This means that the odometer reading with the new, larger tires would be 14.28% lower than the actual distance traveled.

Just like linear speed, technically, a vehicle covers the same linear distance as well. 

The odometer is controlled by the engine control unit (ECU) which receives input from various sensors including the speed sensor. The speed sensor measures the rotation of the tires and sends this information to the ECU. The ECU then uses this information to determine the linear distance traveled by the vehicle and displays it on the dashboard.

But since the engine controller has an input of old tire size, it will not process the correct linear distance and shows a lesser linear distance than the correct linear distance covered by the vehicle.

How Do Bigger Tires Affect Gear Ratio?

A too much larger tire can alter the gear ratio to a significant extent, making your vehicle feel sluggish or slow to accelerate. When you add larger tires to your vehicle, you essentially increase the overall diameter of the wheel and tire combination. This, in turn, increases the distance that the wheel travels with each rotation. As a result, your vehicle will travel a greater distance with each revolution of the tire. This change in distance can affect your gears’ ability to transfer power to the wheels effectively. 

A gear ratio refers to the relationship between the number of teeth on two gears that are meshed together. This relationship determines how many rotations of the input shaft are required to make one rotation of the output shaft. If the gear ratio is too high, your vehicle may struggle to accelerate, and you may experience a reduction in fuel efficiency. 

Here, the gear ratio is basically the axle ratio. It refers to the ratio between the number of revolutions of the driveshaft and the rear axle.
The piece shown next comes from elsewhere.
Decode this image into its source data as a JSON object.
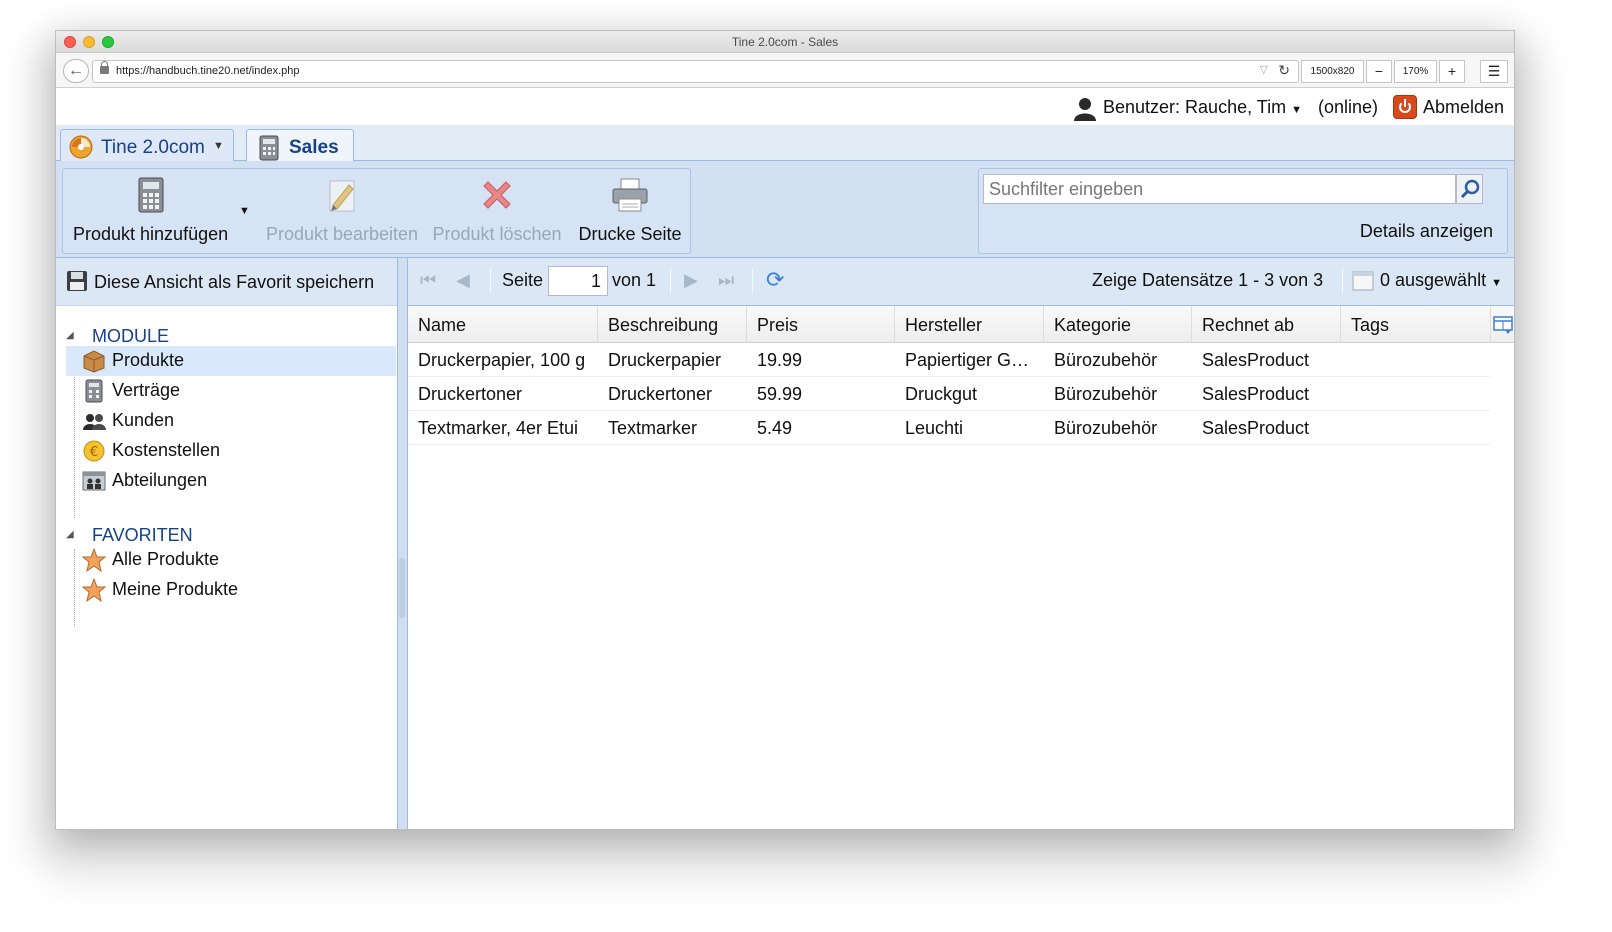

This is how a vehicle axle looks:

transaxle differential


The drive shaft of the transmission has a pinion gear that transfers the power to the ring gear. From the ring gear, power is transferred to the side gears, which rotate the tires of the vehicle. 

The ratio between the pinion and ring gear is called the axle ratio or gear ratio. For example, if the gear ratio is 4:1, the drive shaft will rotate four times to make the axle shaft turn once. 

Once the tire size is changed, the effective gear ratio also changes as the tire is also acting as a gear.

To understand this better, let’s consider two different scenarios. In the first scenario, we have a vehicle with a stock tire radius of 12 inches and a gear ratio of 3.73. In the second scenario, we upgrade to a tire radius of 14 inches. 

To calculate the new gear ratio, we can use the following formula:

New Gear Ratio = (Old Gear Ratio x Old Tire Diameter) / New Tire Diameter

Using this formula, we can calculate the new gear ratio as follows: New Gear Ratio = (3.73 x 12) / 14 = 3.197

From this calculation, we can see that the gear ratio has effectively changed from 3.73 to 3.197. This means the engine will have to work harder to turn the larger tires, resulting in a loss of torque and acceleration. Due to this reason, fuel consumption also increases when you shift to bigger tires.